RECORDS FOR THIS TASK Block Start

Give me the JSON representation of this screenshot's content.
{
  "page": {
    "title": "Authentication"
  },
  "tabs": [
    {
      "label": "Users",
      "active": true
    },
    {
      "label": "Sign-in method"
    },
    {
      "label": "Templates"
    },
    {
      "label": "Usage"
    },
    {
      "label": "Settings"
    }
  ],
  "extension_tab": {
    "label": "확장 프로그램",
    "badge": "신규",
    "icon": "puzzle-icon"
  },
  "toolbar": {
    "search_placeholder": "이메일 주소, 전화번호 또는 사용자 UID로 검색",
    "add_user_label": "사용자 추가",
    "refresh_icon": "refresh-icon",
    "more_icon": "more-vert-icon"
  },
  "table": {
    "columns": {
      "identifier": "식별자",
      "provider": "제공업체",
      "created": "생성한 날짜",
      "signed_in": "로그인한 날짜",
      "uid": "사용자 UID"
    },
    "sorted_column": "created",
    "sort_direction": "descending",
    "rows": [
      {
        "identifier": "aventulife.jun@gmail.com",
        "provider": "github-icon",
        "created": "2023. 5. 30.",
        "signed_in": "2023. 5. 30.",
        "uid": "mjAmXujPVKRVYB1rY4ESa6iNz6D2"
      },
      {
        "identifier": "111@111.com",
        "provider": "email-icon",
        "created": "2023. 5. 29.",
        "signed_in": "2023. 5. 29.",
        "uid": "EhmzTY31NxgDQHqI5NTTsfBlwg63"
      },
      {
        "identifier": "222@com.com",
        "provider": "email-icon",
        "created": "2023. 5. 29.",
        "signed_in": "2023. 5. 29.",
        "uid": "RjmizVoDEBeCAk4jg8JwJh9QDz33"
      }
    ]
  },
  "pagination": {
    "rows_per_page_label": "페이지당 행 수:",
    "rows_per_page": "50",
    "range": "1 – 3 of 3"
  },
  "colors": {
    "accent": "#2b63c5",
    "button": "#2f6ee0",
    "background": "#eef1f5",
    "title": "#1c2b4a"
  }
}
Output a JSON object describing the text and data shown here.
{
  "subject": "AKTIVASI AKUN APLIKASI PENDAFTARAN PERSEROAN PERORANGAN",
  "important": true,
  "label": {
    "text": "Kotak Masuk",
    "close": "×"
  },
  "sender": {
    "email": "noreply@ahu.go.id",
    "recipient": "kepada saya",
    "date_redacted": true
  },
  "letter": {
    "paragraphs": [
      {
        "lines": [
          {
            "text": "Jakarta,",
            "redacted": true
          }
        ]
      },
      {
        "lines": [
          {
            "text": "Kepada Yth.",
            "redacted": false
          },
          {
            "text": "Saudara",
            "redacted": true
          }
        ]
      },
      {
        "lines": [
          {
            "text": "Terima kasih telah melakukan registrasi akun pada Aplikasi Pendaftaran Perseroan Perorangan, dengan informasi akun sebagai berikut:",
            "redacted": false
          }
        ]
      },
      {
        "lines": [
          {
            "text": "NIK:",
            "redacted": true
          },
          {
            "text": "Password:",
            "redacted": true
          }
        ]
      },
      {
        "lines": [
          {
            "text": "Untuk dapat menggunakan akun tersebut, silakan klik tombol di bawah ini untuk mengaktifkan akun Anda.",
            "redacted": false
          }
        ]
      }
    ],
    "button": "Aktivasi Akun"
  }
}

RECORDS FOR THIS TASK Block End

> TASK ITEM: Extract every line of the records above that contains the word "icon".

> RESPONSE FOR THIS EXERCISE:
    "icon": "puzzle-icon"
    "refresh_icon": "refresh-icon",
    "more_icon": "more-vert-icon"
        "provider": "github-icon",
        "provider": "email-icon",
        "provider": "email-icon",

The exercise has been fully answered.